MARINA, Calif. - UPDATE 7/14/2017 5:20 p.m.:
The California Coastal Commission is taking a stand on a controversial issue about affordable housing in Castroville. At stake, the rights of homeowners in Moro Cojo to sell their properties at market value. However, that push failed after a tie vote by the commission on Friday.
Constructed in the early 2000's, Moro Cojo was created as an affordable housing development off of Castroville Boulevard in North Monterey County with 90 apartments and 175 single family homes.
It made the American Dream a reality for folks like Jose Luis Parro and others thanks to sweat equity.
"Well, what we did was build the trenches for the foundation," Parro said. 'We did the framing, we did the roofing, everything but the electrical, obviously the cement. A lot of blood, sweat and tears."
While he isn't planning to sell his home, if he chose to, he wants to be able to get what he calls a "fair price."
"If we choose to sell, or our kids later down the line chooses to sell, if they make a little coin, cool," Parro said. "If they want to make a little money after, you know I hate to say it, die, but you know that's for them to decide."
However the development came with deed restrictions that required the homes to stay affordable and available to low income families. With Friday's decision, when those houses sell, they will continue to be priced at under market value. It's something that affordable housing developers say is unheard of in the state. According to the president of Community Housing Improvement Systems and Planning Association, deed restrictions are typically lifted after 15 or 20 years.
"It's burdening these 161 families, such that they have to be held responsible for future affordable housing and we don't think that's fair," said Alfred Diaz-Infante, president of CHISPA. "It really is about social justice, social equity, that families be treated equally. That's the bottom line."
Monterey County leaders previously approved amending the restrictions, allowing homeowners to sell their home for market value after 20 years, but an appeal was filed to the Coastal Commission.
"The local coastal plan says affordable housing must be protected, must be preserved unless there's replacement housing," said Jane Haines. "And no one has proposed replacement housing, so that's what the issue was."
CHISPA said there would be more affordable housing built down the line. As for the idea that Moro Cojo residents would simply flip their homes to make more money, Diaz-Infante said a recent survey of their properties found 90-percent of the original owners still own the homes.
Diaz-Infante said the rental units in the Moro Cojo area, they would remain affordable.
The California Coastal Commission is slated to discuss the Moro Cojo Inclusionary Housing Subdivision on Friday.
Constructed in the early 2000’s, Moro Cojo was created as an affordable housing project located off of Castroville Boulevard near Castroville. It has 90-multi family units and 175 single-family homes. However, the project came with deed restrictions which required all of the homes to be affordable and available only to very low, low or moderate income families.

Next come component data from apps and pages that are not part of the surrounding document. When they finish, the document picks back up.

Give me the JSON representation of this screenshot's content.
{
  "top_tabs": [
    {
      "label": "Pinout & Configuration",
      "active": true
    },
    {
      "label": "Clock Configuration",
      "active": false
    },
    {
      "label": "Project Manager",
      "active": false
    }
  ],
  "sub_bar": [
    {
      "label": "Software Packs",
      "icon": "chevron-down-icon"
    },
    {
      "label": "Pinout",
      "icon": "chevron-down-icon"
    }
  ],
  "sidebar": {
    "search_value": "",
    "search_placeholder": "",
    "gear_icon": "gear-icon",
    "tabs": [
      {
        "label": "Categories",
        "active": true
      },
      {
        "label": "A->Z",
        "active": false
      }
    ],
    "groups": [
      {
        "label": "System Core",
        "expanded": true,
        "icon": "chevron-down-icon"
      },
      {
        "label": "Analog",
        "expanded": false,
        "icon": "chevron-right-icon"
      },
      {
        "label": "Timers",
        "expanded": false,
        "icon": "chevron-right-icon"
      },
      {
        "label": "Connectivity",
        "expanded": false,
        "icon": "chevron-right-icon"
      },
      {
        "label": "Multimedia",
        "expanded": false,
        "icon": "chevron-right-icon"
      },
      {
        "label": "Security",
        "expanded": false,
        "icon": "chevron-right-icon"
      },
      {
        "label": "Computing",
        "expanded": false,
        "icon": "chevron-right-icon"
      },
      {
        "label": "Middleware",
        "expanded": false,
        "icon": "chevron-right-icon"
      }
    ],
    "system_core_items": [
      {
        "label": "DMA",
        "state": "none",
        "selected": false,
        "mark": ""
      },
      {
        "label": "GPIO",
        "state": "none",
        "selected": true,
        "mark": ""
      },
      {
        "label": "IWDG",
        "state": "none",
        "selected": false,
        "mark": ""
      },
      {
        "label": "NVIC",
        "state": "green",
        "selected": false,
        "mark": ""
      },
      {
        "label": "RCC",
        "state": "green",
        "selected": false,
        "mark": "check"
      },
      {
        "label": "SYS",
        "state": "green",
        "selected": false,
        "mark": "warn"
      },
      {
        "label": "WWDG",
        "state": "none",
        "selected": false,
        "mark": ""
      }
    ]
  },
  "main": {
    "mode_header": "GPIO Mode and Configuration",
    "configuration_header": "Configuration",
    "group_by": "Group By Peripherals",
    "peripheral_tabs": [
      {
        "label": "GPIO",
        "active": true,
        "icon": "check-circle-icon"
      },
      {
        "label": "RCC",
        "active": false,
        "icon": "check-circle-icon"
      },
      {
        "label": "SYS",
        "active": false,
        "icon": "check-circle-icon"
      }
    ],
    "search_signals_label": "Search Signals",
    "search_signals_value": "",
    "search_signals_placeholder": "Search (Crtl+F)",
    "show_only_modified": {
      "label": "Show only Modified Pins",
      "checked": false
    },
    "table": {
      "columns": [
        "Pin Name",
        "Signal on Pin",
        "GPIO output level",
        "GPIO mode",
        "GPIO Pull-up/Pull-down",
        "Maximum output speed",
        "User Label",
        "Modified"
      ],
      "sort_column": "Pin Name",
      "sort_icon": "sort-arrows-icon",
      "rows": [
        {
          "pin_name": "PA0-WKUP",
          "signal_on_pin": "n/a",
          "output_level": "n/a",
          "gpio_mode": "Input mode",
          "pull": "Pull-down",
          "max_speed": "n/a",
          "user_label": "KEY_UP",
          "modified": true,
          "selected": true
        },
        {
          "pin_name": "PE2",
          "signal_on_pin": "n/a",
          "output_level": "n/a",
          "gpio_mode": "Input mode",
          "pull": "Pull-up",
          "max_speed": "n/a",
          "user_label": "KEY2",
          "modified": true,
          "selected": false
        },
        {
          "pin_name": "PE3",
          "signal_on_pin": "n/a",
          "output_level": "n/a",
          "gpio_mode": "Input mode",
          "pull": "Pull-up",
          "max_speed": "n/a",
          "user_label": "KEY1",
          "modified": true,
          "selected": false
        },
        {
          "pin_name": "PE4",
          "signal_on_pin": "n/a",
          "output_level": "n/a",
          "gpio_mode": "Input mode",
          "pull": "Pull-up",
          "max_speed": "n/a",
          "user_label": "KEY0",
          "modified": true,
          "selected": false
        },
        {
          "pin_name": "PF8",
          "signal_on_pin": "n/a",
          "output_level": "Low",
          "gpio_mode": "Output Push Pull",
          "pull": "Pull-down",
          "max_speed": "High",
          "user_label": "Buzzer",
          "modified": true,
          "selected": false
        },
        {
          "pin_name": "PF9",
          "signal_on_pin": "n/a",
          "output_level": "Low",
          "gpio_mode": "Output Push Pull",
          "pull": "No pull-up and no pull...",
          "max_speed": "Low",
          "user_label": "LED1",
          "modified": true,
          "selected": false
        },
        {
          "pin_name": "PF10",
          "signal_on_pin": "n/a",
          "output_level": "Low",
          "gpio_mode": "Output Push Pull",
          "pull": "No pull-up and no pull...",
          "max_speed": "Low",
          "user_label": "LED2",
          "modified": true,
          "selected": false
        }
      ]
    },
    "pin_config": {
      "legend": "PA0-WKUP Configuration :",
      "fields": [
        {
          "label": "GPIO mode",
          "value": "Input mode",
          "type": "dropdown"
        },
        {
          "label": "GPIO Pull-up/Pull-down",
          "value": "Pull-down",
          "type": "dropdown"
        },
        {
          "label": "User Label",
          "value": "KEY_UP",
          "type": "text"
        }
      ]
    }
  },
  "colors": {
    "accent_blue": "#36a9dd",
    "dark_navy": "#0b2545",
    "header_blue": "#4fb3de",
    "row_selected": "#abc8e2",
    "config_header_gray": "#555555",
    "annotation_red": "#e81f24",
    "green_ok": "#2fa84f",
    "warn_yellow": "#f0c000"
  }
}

However, families living there now say they are in a hard financial place because if they choose to sell, it has to be under market value.
Affordable housing developer CHISPA (Community Housing Improvement Systems and Planning Association) asked Monterey County to modify the deed restrictions on 161 of the 175 homes by reducing the term of the affordability requirement from “permanent” to 20 years.
The board of supervisors approved the change, but it was appealed to the Coastal Commission by people who raised local coastal program issues.
KION’s Mariana Hicks is at the meeting and will have more at 5 p.m.